Your answer must be the full listing below, repeated exactly, with no pictures in it.

--------------------------------

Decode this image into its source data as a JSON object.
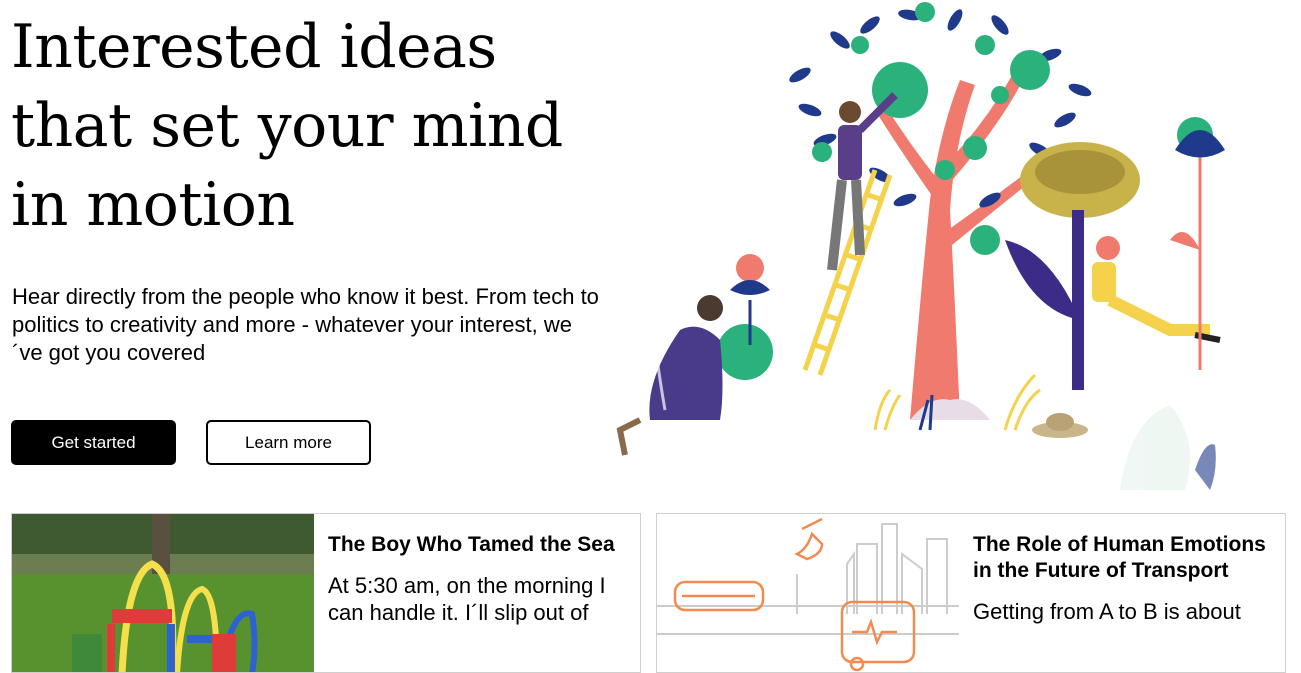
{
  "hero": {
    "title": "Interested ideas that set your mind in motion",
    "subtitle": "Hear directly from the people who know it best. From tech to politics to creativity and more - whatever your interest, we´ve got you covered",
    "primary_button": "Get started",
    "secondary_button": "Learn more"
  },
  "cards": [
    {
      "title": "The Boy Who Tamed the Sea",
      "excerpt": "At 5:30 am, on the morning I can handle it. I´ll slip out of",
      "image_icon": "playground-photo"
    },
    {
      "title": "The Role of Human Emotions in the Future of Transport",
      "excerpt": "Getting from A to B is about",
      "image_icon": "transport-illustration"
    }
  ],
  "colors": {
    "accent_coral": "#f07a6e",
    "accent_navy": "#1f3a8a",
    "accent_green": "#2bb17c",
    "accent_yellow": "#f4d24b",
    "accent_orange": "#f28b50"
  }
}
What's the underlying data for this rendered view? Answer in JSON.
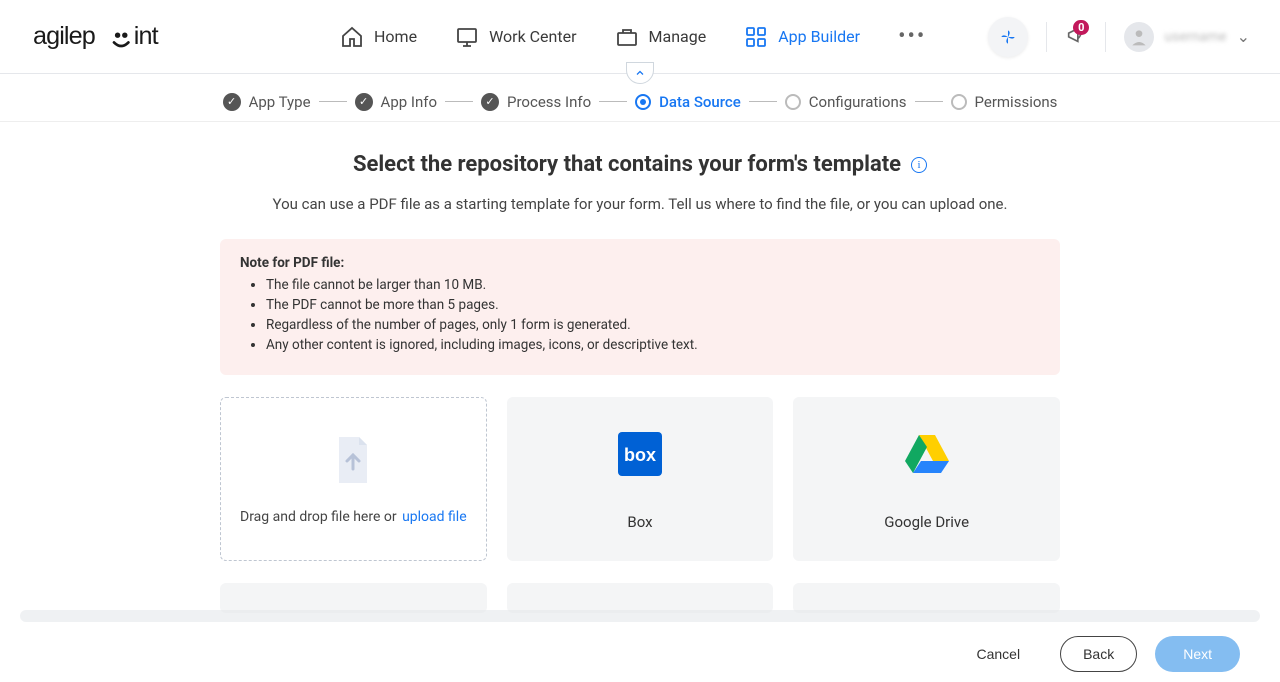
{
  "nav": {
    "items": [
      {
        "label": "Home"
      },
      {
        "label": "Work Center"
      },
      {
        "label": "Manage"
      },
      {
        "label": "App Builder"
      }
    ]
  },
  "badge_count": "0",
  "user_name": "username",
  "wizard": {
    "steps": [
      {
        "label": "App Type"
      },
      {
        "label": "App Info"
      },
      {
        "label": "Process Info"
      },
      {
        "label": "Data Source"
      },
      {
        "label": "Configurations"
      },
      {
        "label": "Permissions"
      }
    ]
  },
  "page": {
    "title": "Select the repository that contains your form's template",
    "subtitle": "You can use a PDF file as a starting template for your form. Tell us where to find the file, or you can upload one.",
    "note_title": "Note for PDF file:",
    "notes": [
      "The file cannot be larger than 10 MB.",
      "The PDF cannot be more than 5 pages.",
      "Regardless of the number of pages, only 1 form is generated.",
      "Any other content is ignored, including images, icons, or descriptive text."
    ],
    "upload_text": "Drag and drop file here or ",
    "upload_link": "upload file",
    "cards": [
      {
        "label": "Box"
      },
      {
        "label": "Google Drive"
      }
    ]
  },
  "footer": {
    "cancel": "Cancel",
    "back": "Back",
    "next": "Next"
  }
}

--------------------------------

_Exercise response_.
Decode this image into its source data as a JSON object.
{
  "hero": {
    "title": "Interested ideas that set your mind in motion",
    "subtitle": "Hear directly from the people who know it best. From tech to politics to creativity and more - whatever your interest, we´ve got you covered",
    "primary_button": "Get started",
    "secondary_button": "Learn more"
  },
  "cards": [
    {
      "title": "The Boy Who Tamed the Sea",
      "excerpt": "At 5:30 am, on the morning I can handle it. I´ll slip out of",
      "image_icon": "playground-photo"
    },
    {
      "title": "The Role of Human Emotions in the Future of Transport",
      "excerpt": "Getting from A to B is about",
      "image_icon": "transport-illustration"
    }
  ],
  "colors": {
    "accent_coral": "#f07a6e",
    "accent_navy": "#1f3a8a",
    "accent_green": "#2bb17c",
    "accent_yellow": "#f4d24b",
    "accent_orange": "#f28b50"
  }
}
What's the underlying data for this rendered view? Answer in JSON.
{
  "nav": {
    "items": [
      {
        "label": "Home"
      },
      {
        "label": "Work Center"
      },
      {
        "label": "Manage"
      },
      {
        "label": "App Builder"
      }
    ]
  },
  "badge_count": "0",
  "user_name": "username",
  "wizard": {
    "steps": [
      {
        "label": "App Type"
      },
      {
        "label": "App Info"
      },
      {
        "label": "Process Info"
      },
      {
        "label": "Data Source"
      },
      {
        "label": "Configurations"
      },
      {
        "label": "Permissions"
      }
    ]
  },
  "page": {
    "title": "Select the repository that contains your form's template",
    "subtitle": "You can use a PDF file as a starting template for your form. Tell us where to find the file, or you can upload one.",
    "note_title": "Note for PDF file:",
    "notes": [
      "The file cannot be larger than 10 MB.",
      "The PDF cannot be more than 5 pages.",
      "Regardless of the number of pages, only 1 form is generated.",
      "Any other content is ignored, including images, icons, or descriptive text."
    ],
    "upload_text": "Drag and drop file here or ",
    "upload_link": "upload file",
    "cards": [
      {
        "label": "Box"
      },
      {
        "label": "Google Drive"
      }
    ]
  },
  "footer": {
    "cancel": "Cancel",
    "back": "Back",
    "next": "Next"
  }
}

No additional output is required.